26. The most important consideration for your kitchen renovation is knowing how you want it to function.
27. Make sure your chosen countertop material is big enough for your island design.
28. Try installing accents like brass for warmth.
White Oak Island
Here is a sneak peek at the clean and streamlined kitchen from our Alpine Farmhouse project. This look is what I call Scandinavian modern! This kitchen boasts lots of white oak detailing. For so many years people shied away from using wood in kitchens and everything was painted, so this kitchen brought us in an all new design direction! The whole perimeter of this kitchen is satin matte white with white countertops and it's the white oak island that brings the glamour and elegance. Underneath, the stools are camouflaged with their buttery leather tops that are the exact same colour as the white oak. The thickness of the countertop gives the island more substance. Instead of an inch and a half build-up on the kitchen counter we went two and a quarter inches. The gables down the island were size matched which frames the stools nicely.

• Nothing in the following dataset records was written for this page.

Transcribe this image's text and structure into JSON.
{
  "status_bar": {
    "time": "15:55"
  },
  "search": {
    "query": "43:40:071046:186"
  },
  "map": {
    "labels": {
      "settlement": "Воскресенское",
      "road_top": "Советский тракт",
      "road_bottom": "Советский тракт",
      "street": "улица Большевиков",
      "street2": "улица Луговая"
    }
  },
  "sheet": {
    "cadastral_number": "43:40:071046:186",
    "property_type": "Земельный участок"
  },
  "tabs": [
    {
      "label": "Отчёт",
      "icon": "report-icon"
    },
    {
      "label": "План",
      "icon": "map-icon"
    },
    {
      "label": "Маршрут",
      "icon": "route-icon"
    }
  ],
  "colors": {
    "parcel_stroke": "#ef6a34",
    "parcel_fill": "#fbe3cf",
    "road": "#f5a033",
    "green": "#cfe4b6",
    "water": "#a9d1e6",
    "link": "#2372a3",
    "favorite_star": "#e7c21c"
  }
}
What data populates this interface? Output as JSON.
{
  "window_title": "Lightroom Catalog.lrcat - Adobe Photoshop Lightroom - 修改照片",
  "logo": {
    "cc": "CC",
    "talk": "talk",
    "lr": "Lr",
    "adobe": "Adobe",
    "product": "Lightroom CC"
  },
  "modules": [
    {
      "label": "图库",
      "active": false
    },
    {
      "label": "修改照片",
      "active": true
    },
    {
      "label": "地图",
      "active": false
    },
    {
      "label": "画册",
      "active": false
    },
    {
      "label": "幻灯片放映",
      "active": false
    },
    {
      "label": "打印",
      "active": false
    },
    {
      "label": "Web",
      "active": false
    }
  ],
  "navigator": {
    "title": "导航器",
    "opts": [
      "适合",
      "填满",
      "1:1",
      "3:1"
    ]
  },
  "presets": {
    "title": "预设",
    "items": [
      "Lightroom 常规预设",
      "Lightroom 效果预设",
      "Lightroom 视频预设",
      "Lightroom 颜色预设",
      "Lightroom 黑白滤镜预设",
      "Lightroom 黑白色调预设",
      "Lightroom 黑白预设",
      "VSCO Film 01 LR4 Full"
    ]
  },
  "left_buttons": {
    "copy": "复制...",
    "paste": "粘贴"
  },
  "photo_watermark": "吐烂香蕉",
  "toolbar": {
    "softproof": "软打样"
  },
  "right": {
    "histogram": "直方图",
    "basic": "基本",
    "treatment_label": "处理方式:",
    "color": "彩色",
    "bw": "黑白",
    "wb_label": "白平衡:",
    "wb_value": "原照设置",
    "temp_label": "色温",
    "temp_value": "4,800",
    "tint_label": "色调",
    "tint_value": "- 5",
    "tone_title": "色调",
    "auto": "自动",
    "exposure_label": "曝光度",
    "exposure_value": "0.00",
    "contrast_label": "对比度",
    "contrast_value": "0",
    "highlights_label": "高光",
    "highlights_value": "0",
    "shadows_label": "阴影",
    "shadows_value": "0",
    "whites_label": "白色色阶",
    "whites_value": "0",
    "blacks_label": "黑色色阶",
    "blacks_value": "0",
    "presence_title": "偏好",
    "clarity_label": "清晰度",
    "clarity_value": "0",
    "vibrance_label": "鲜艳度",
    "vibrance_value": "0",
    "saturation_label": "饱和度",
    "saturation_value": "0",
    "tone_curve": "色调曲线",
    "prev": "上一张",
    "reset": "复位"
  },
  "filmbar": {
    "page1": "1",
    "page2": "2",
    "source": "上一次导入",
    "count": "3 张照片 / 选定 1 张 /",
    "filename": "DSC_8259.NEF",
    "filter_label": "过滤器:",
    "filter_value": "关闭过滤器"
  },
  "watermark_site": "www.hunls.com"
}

If you repeat the thickness of your counter to the thickness of your gable, it will always look great!
29. Try a two material combination for your kitchen island.
30. Opt for a thicker countertop to give your island more substance.

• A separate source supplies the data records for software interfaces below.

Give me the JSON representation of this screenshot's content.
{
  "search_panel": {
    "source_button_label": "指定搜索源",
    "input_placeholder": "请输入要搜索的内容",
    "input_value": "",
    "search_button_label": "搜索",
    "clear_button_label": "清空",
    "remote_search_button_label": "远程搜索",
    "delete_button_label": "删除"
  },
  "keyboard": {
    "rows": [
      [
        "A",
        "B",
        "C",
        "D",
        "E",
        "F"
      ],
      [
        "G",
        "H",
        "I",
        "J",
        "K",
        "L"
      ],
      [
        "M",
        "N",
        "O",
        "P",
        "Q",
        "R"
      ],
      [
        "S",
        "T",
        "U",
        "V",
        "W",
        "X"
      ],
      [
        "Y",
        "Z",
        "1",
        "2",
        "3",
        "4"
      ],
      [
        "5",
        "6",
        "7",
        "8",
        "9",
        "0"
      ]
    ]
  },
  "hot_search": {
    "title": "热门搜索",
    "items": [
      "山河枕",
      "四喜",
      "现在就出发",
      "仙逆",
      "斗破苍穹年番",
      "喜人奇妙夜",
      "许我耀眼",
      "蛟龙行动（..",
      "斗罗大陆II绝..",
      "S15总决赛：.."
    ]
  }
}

31. Repeat proportions to create a graceful end result.
Waterfall Countertop Island
Got a busy household? Want a durable surface? This kitchen has minimal modern styling with a waterfall edge countertop. Waterfall countertops means you take your countertop material and stretch it across the top and it seamlessly waterfalls down and goes from a horizontal to a vertical. It has a crisp mitered edge that requires a great fabricator and installer to make sure it is laser precise. Look how lovely this thick waterfall edge looks, especially when we have the accent of natural wood recessed underneath it.
When you're designing your island you have to think about how and where it's going to be seen, and not necessarily just from a standing perspective. What if you have adjacent seating? If you're seated down low, you'll be staring at the underside of the island, so in this case, the underside or the backside of the counter matters. Make sure you choose your materials correctly so that it will always look interesting!

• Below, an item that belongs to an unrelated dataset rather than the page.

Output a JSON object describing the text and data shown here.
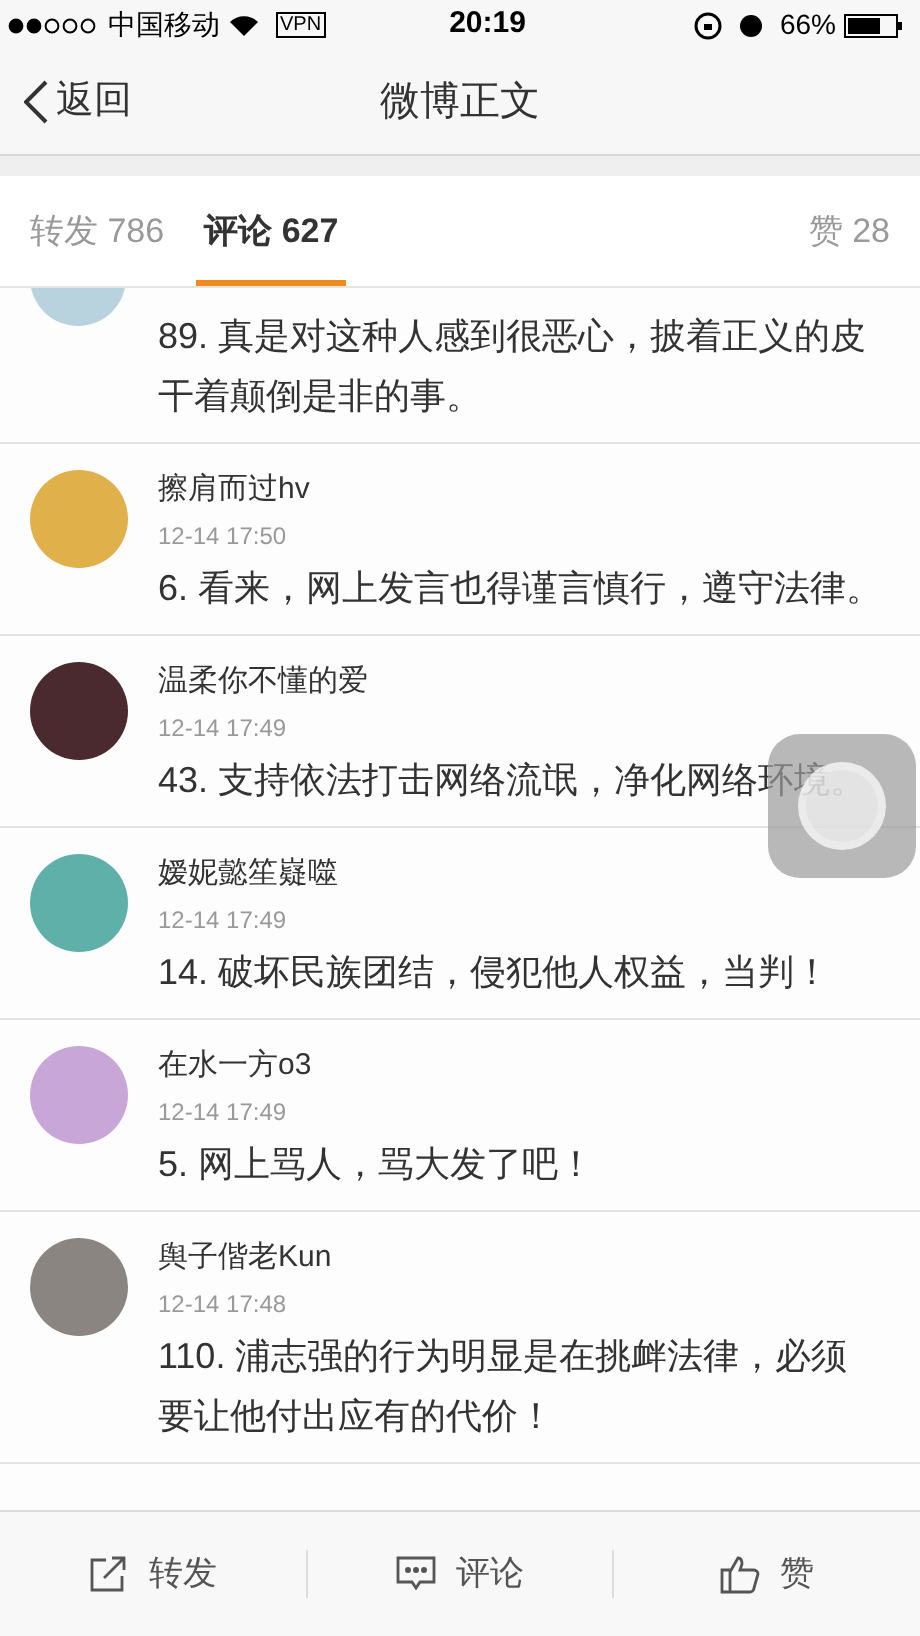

32. Install a waterfall countertop for streamlined and modern styling.
33. Make sure the underside of your counter looks good from any angle.
Built-in Table Island
Not all islands are long and narrow, like in this condo kitchen that presented its own space constraints. This island is a combination of an almost square prep surface and attached directly to it, is a sunken built-in table for four that is also almost square. If you want to skip the bar or counter stools and prefer to sit more comfortably in a dining chair, this built-in table island design is a great option for you.
34. A built-in table for 4 offers a comfortable dining experience.
Contrasting Countertop Island
We've talked a lot about an island being a different colour from the main cabinetry, but what about if you choose to have all the cabinetry the same colour and instead change up the countertop? In this case, we took all white cabinetry and installed white counters on the perimeter and black counters on the island. This look really stands out and creates a crisp contrasting monolith in the middle of the kitchen. If you can't decide between two countertop surfaces, why not use both? By daring greatly, there's no telling what you can achieve. It just may be how you get the kitchen of your dreams!